And then the ascension happened. It’s described a bit mysteriously; in Luke, Jesus “withdrew from them and was carried up into heaven.” In Acts, we get a little more detail, where we learn “he was lifted up, and a cloud took him out of their sight.”

The point is that Jesus physically left this world and entered the realm of the holy, God’s abode, the place where only things unstained by sin can go.

Later in Acts, the first martyr, Stephen, cried out shortly before being stoned to death, “Look, I see the heavens opened and the Son of Man standing at the right hand of God!” From this we see that the earliest Christians understood that after the ascension, Jesus resumed his role as part of what theologians sometimes call the “Godhead,” God in all of his aspects.

 I know these ideas are theologically “heavy,” perhaps even painfully so. God expects Christians to think a little, though.

So, why does it matter that Jesus went “up”? Well, it matters because of what Jesus took with him—his resurrected human body. Human flesh now exists as part of the Godhead, a strange change in the nature of heaven. What was unacceptable anywhere near the throne is now on the throne.

And that is why salvation is now so easy for us, if we will only believe that Jesus died to free us from punishment for our sins. When we appeal to God, we are appealing to the one who loves us so much that he made himself like us in order to save us.

I also should point out that the ascension left something of a void.
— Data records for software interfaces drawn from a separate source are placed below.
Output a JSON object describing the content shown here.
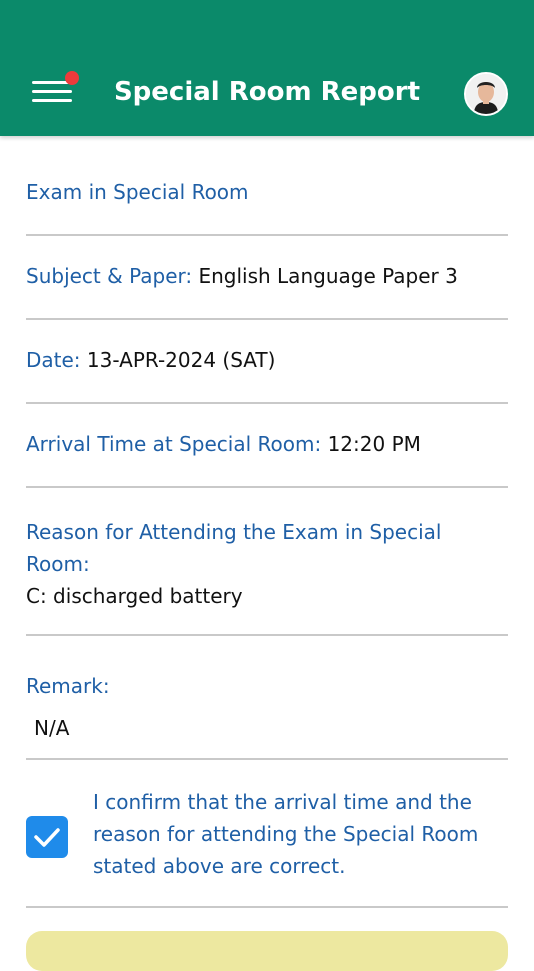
{
  "header": {
    "title": "Special Room Report",
    "menu_icon": "hamburger-menu-icon",
    "notification_color": "#ec3b3b",
    "avatar": "user-avatar-icon",
    "background_color": "#0b8a6a"
  },
  "report": {
    "heading": "Exam in Special Room",
    "subject_label": "Subject & Paper:",
    "subject_value": "English Language Paper 3",
    "date_label": "Date:",
    "date_value": "13-APR-2024 (SAT)",
    "arrival_label": "Arrival Time at Special Room:",
    "arrival_value": "12:20 PM",
    "reason_label": "Reason for Attending the Exam in Special Room:",
    "reason_value": "C: discharged battery",
    "remark_label": "Remark:",
    "remark_value": "N/A"
  },
  "confirmation": {
    "checked": true,
    "text": "I confirm that the arrival time and the reason for attending the Special Room stated above are correct."
  },
  "colors": {
    "label": "#1f5fa6",
    "checkbox": "#1f8bea",
    "footer_button": "#ede8a0"
  }
}
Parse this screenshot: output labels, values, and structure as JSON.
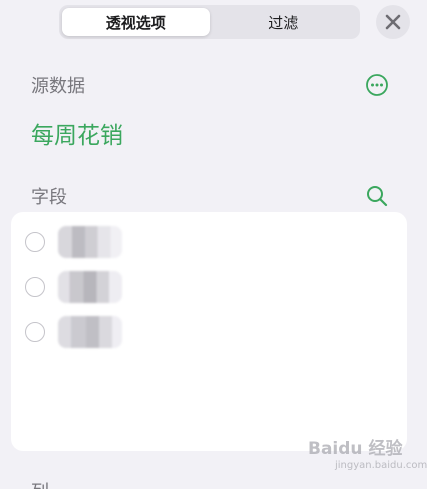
{
  "tabs": [
    {
      "label": "透视选项",
      "active": true
    },
    {
      "label": "过滤",
      "active": false
    }
  ],
  "source_section": {
    "label": "源数据",
    "value": "每周花销"
  },
  "fields_section": {
    "label": "字段",
    "items": [
      {
        "name": "",
        "selected": false
      },
      {
        "name": "",
        "selected": false
      },
      {
        "name": "",
        "selected": false
      }
    ]
  },
  "columns_section": {
    "label": "列"
  },
  "watermark": {
    "text": "Baidu 经验",
    "sub": "jingyan.baidu.com"
  },
  "colors": {
    "accent": "#3ba75e",
    "background": "#f2f1f6",
    "card": "#ffffff",
    "muted_text": "#78777d"
  },
  "icons": {
    "close": "close-icon",
    "more": "more-icon",
    "search": "search-icon"
  }
}
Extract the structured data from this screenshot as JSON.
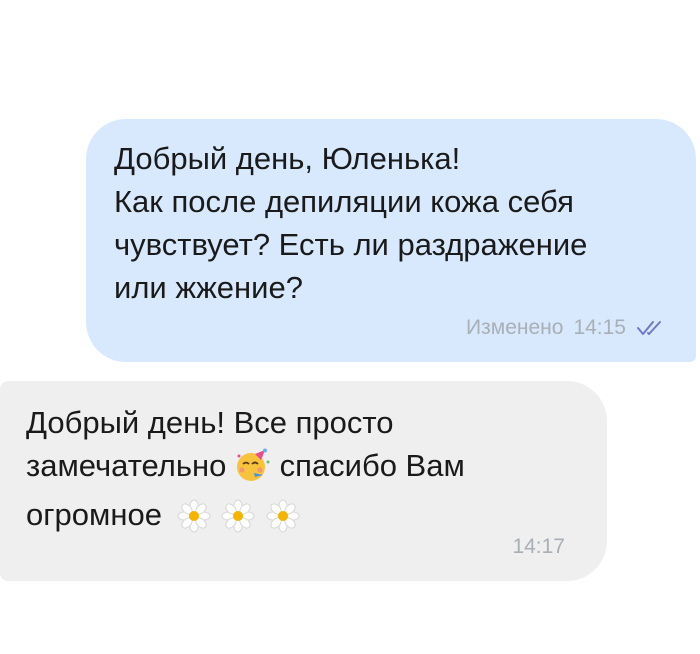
{
  "messages": [
    {
      "direction": "outgoing",
      "lines": [
        "Добрый день, Юленька!",
        "Как после депиляции кожа себя",
        "чувствует? Есть ли раздражение",
        "или жжение?"
      ],
      "edited_label": "Изменено",
      "time": "14:15",
      "status_icon": "double-check-icon"
    },
    {
      "direction": "incoming",
      "line1": "Добрый день! Все просто",
      "line2_before": "замечательно",
      "line2_emoji": "partying-face-icon",
      "line2_after": "спасибо Вам",
      "line3": "огромное",
      "line3_emojis": [
        "daisy-icon",
        "daisy-icon",
        "daisy-icon"
      ],
      "time": "14:17"
    }
  ],
  "colors": {
    "outgoing_bubble": "#d8e9fd",
    "incoming_bubble": "#efefef",
    "meta_text": "#a9afb6",
    "check": "#6f78c9"
  }
}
For a brief time, humanity was again separated from the full presence of God. But then, just as Jesus had promised, something came down, another aspect of God, the Holy Spirit.

That’s an event we celebrate next Sunday, which is Pentecost.